Rutgers, The State University of New Jersey
Rutgers University Website Institute for Health, Health Care Policy and Aging Research
 

Center for Education and Research on Therapeutics (CERTs)


Treatment of Maladaptive Aggression in Youth (T-MAY) Toolkit

Prepared by the T-May Steering Committee:

Peter Jensen, M.D.
Chair, T-MAY Steering Committee
President and CEO, The REACH Institute
*PeterJensen@TheReachInstitute.org
*contact for T-MAY manuscript preprints

Stephen Crystal, Ph.D.
Principal Investigator, CERTS
Rutgers University
doaainfo@ifh.rutgers.edu

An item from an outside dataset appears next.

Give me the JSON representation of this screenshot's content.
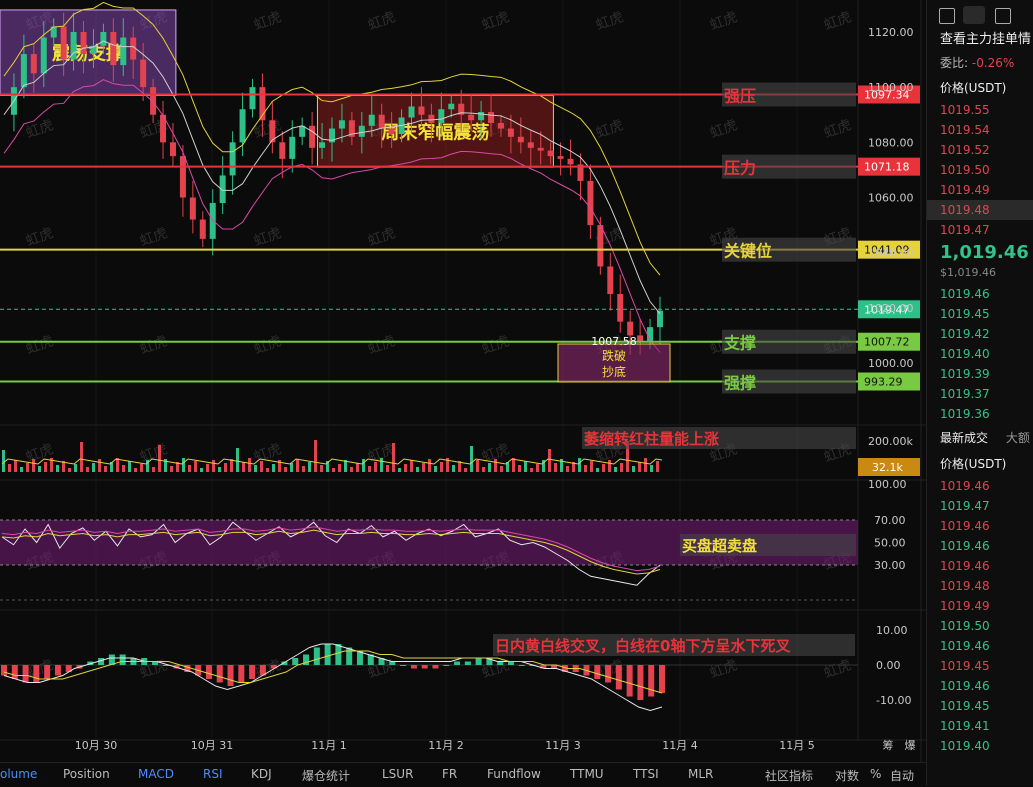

T-May Steering Committee
Sherrie Bendele, B.S.
Alanna Chait, B.S.
Christoph Correll, M.D.
M. Lynn Crismon, Pharm.D.
Robert Findling, M.D.
Tobias Gerhard, Ph.D.
Cindy Gibson
Karen Hart, B.S.
Penelope Knapp, M.D.
Danielle Laraque, M.D.
Laurel K. Leslie, M.D., M.P.H.
John Lochman, Ph.D.
Judith A. Lucas, APN, Ed.D.
Matt Perkins, M.D.
Mark Olfson, M.D.
Elizabeth Pappadopuls, Ph.D.
Nancy Scotto Rosato, Ph.D.
Nancy Parker
Mark Wolraich, M.D.

 

Psychotropic agents are increasingly prescribed to youth on an outpatient basis for the treatment of overt aggression, a symptom that may have multiple causes and can be complex and difficult to manage. 

To address the difficulties and complexities of treating and managing aggression, and improve outcomes for children and adolescents with maladaptive aggression, the Rutgers CERTs initiated a collaboration with the REsource for Advancing Children's Health Institute (REACH), the New York State Office of Mental Health, the University of Texas at Austin College of Pharmacy, the California Department of Health Care Services, and participating national experts in the fields of policy, research, advocacy and child and adolescent psychiatry to implement the Treatment for Maladaptive Aggression in Youth (T-MAY) consensus development and quality improvement initiative.  

Among the T-MAY activities was the development of a concise reference guide, the T-MAY Clinician's Tool Kit. The Tool Kit presents a systematic, evidence-based treatment approach that incorporates treatment recommendations developed at a CERTs-convened consensus conference, along with other resource materials.  We encourage states, health plans, clinicians, and other stakeholders for children's mental health to adopt and utilize the Tool Kit, and welcome inquiries.

Resources: